Cosmogony is the theory or model about the origin of the universe or how it was created. Keep in mind that the Qabalah promotes the "mind before matter" model with regard to cosmogony, as opposed to the "matter before mind" model that science promotes. What this means is that, like the biblical and other creation myths, consciousness existed as a unified field before the material universe unfolded, and that it had a direct part to play in that unfolding. We would call this unified field of consciousness that existed before any material thing the Universal Mind or the Monad (first being, or the One) that engaged itself with the design, fashioning, and ensouling of the spiritual and material universes.
Both the occult/religious model (mind before matter) and the scientific model (matter before mind) are correct. They just represent two different perspectives. The occult model is a meta-physical system that promotes the idea that matter is imbued with consciousness and, as a result, sentience and spirit are innate to physical matter. The occult model does not attempt to determine how the material universe was actually formed, since science has done a good job explaining the origin of the universe and everything in it. Problems arise when the mythic concept of creation in the occult model is confused with the actual evolution and derivation of the material universe. As occultists, we need to have a foot in both the scientific and the religious camps, and realize that our perspective changes the way things are defined but not determined. We also need to understand that something that is a myth is neither false nor based on ignorance. Myths are powerful allegorical symbols that explain our reality in a deeper and more spiritual manner.
These are very important points, since they act as the foundation for understanding and making sense out of occult beliefs and practices, and the way that spiritual and paranormal phenomena appear to function in the material world. What is defined by this perspective is a living, knowing universe, endowed with a meaningful destiny and guided by a unified super intelligence. That stands in stark contrast to the random, soul-less, meaningless, materialized, and autonomous universe that science promotes.
hat might sound like a complex term simply represents a system of practical magic that allows the practitioner to ascend through the planes of the spirit world and obtain union with the One. One thing you should keep in mind is that the Qabalah has many important practical applications. It isn't just a lot of philosophy or mystical speculation.

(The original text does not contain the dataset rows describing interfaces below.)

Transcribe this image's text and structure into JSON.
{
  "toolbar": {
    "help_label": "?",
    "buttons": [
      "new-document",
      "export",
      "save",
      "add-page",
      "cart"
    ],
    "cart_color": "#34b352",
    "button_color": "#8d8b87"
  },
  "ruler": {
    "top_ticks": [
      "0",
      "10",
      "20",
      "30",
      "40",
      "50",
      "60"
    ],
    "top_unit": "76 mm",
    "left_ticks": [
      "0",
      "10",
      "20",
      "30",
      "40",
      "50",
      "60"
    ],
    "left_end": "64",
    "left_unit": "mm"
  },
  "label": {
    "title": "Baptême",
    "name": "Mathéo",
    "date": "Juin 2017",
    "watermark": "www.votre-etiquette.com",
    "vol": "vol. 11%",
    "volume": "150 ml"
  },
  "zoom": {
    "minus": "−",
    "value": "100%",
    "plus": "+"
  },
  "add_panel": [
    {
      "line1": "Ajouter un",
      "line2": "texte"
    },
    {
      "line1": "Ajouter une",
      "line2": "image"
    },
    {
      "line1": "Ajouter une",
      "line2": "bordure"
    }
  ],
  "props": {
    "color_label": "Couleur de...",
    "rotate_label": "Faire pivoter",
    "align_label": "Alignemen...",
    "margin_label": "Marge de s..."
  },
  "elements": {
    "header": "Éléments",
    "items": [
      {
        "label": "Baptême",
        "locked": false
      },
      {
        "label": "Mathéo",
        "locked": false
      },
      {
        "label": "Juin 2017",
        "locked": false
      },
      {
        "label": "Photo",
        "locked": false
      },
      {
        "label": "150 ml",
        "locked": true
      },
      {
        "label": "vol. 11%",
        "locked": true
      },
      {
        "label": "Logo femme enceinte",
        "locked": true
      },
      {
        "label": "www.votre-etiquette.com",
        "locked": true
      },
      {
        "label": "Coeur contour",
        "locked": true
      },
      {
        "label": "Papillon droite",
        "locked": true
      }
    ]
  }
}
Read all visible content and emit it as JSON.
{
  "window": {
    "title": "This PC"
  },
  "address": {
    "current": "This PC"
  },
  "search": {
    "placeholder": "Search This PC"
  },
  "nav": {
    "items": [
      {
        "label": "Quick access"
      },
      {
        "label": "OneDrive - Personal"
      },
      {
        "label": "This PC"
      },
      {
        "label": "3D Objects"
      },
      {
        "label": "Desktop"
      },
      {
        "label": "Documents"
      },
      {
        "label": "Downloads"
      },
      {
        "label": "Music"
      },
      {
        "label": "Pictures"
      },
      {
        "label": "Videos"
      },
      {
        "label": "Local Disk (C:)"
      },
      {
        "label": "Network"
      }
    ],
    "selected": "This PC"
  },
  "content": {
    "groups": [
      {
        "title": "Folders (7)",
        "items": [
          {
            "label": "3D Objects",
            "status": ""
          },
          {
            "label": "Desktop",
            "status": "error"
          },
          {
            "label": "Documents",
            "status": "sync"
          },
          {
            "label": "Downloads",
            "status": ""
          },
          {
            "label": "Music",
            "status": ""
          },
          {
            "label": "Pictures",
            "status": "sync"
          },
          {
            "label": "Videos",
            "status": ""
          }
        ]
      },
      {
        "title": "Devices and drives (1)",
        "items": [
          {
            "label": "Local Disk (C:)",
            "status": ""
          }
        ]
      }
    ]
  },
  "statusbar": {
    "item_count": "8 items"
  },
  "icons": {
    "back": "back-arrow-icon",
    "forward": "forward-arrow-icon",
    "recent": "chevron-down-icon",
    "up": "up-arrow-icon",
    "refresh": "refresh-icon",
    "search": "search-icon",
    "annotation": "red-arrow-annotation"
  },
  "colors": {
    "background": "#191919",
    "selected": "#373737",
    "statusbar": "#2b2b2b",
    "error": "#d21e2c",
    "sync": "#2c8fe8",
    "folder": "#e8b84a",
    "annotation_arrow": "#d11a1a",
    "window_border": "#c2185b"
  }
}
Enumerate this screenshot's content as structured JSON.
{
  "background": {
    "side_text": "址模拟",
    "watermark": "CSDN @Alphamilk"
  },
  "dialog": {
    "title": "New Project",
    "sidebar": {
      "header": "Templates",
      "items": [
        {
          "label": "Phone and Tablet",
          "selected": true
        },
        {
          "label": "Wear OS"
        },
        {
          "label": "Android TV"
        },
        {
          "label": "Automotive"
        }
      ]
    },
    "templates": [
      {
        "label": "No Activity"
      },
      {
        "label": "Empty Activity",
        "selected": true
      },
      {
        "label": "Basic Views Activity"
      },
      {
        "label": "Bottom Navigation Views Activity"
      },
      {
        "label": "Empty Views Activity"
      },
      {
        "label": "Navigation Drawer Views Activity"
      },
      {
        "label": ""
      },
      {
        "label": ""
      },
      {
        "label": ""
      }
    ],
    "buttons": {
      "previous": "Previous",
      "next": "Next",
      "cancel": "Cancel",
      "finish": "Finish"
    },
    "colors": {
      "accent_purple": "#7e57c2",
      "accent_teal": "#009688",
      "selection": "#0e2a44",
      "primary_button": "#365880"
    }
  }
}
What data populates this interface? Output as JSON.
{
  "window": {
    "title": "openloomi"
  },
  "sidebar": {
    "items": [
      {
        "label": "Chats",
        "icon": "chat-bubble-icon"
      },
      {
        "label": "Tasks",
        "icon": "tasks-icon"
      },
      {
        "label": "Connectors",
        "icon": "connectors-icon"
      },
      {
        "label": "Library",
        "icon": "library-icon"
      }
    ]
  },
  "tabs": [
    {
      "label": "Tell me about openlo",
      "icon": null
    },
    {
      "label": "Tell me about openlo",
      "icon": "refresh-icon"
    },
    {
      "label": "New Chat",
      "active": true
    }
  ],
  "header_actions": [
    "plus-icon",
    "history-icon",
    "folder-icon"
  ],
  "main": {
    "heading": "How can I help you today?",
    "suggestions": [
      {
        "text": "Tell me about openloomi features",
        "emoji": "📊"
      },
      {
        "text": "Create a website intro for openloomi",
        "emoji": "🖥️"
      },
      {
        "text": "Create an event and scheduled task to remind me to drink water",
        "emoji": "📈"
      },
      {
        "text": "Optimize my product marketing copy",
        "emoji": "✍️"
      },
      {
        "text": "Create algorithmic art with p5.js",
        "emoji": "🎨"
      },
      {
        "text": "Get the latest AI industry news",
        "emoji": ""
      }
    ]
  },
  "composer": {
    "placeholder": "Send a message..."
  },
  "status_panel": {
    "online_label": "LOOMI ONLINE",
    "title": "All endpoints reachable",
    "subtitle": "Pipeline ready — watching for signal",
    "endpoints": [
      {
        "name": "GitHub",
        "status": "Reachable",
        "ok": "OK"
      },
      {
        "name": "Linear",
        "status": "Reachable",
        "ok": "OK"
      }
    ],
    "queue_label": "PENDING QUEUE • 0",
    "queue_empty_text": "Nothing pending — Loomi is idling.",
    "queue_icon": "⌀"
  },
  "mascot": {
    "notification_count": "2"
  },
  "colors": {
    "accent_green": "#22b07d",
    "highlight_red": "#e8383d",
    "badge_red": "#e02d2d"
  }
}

Magicians use the Qabalah to fashion sigils, talismans, word formulas, acronyms, and ciphers, and to determine the intrinsic numerological relationship between words and phrases. It is also an occult map of the Inner Planes and a system of correspondences. A practical Qabalist is often, but not always, a practitioner of ritual or ceremonial magic who uses meditation, contemplation, and theurgy to ultimately achieve full and total enlightenment, or at-one-ment, with the Godhead. This is the purpose of the Qabalah, and it is also the purpose of most forms of higher magic as well.
To recap the uses of the Qabalah, we can say that it has the following five functional applications:
From Magical Qabalah for Beginners, by Frater Barrabbas